I am sure like many you will have missed the release of the 2020 Happiness report that was released in March. Once again, the Nordic countries occupy the top spots along with countries such as New Zealand and Switzerland.
The report stated that people tend to be happier in countries where there is easy access to relatively generous welfare benefits, and where the labour market is regulated to avoid employee exploitation. Access to financial support and protection from exploitation are paramount during the Covid-19 pandemic as economies implode across the world.
Quality of government is another key explanation often provided for the high life satisfaction of Nordic countries. Typically, government quality has been divided into two dimensions: Democratic quality and delivery quality.
The first is about the access to power including factors such as the ability to participate in selecting the government, freedom of expression, freedom of association, and political stability. The latter is about the exercise of power, including the rule of law, control of corruption, regulatory quality, and government effectiveness.
The Nordic countries are also well known for low levels of income inequality. Europeans prefer more equal societies, and inequality has a negative relation with happiness, especially among the poor in Europe.
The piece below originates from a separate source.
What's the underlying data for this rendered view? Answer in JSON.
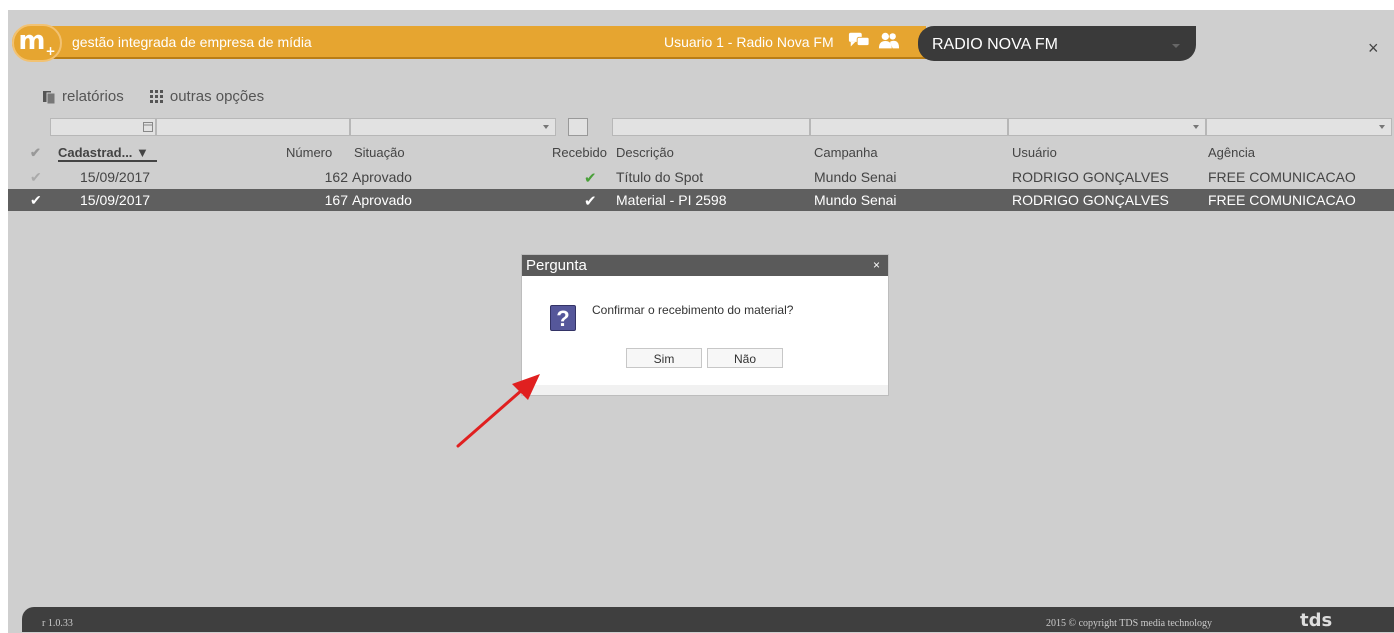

Thus, low levels of inequality might be important for the happiness of Nordic citizens.
Trust in other people has also been linked to citizen happiness. The most used measure of generalised trust asks about whether most people can be trusted such as whether people believe that a lost wallet will be returned to its owner.
Social cohesion, the sense of belonging of a community, has three dimensions including connectedness to other people, having good social relations, and having a focus on the common good. Denmark, Finland, and Sweden occupy the top three positions in the 2020 index of social cohesion, making trust and social cohesion an explanation for the Nordic happiness.
A comparison of the US and Denmark shows that the favourable difference in happiness for the Danes was particularly pronounced for low income citizens. Being poor in Denmark does not have as harsh an effect on happiness as in the US, where the gap between rich and poor is much larger and where there are not similar welfare services and public goods available for the poor.
All Nordic countries are in the top 11 in the world as regards low levels of variance in life evaluations meaning that people’s happiness scores tend to be closer to one another in these countries compared with other countries in the world.
Of the top 10 richest countries in the world, the Netherlands, Luxembourg, and Switzerland rank similarly to Nordic countries in terms of both high life satisfaction and low inequality of life satisfaction scores. In contrast, the other richest countries such as the US, Russia and Hong Kong, have a more unequal distribution of happiness, and the average life satisfaction in these countries is lower than in the Nordics.
The general recipe for creating highly satisfied citizens is all about ensuring that state institutions are of high quality, non-corrupt, able to deliver what they promise, and generous in taking care of citizens during periods of adversity such as the pandemic we are presently experiencing.
Hopefully after this pandemic is over our leaders will reflect on how they look after their people and take inspiration from our Nordic brothers and sisters.
Gordon is the former president and chief executive of BMMI. He can be reached at firstname.lastname@example.org